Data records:
********

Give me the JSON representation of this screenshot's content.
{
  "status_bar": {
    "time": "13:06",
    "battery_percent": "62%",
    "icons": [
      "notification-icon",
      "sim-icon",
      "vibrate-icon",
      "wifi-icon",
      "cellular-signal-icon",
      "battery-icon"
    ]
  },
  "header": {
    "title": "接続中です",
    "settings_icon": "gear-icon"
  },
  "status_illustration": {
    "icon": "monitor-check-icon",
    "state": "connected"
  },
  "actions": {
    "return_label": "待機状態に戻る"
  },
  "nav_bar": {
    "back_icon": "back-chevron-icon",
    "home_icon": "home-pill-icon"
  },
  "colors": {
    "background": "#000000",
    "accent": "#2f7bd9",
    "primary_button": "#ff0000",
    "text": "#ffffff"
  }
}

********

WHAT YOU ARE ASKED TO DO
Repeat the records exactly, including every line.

RESPONSE TO THIS EXERCISE
Give me the JSON representation of this screenshot's content.
{
  "status_bar": {
    "time": "13:06",
    "battery_percent": "62%",
    "icons": [
      "notification-icon",
      "sim-icon",
      "vibrate-icon",
      "wifi-icon",
      "cellular-signal-icon",
      "battery-icon"
    ]
  },
  "header": {
    "title": "接続中です",
    "settings_icon": "gear-icon"
  },
  "status_illustration": {
    "icon": "monitor-check-icon",
    "state": "connected"
  },
  "actions": {
    "return_label": "待機状態に戻る"
  },
  "nav_bar": {
    "back_icon": "back-chevron-icon",
    "home_icon": "home-pill-icon"
  },
  "colors": {
    "background": "#000000",
    "accent": "#2f7bd9",
    "primary_button": "#ff0000",
    "text": "#ffffff"
  }
}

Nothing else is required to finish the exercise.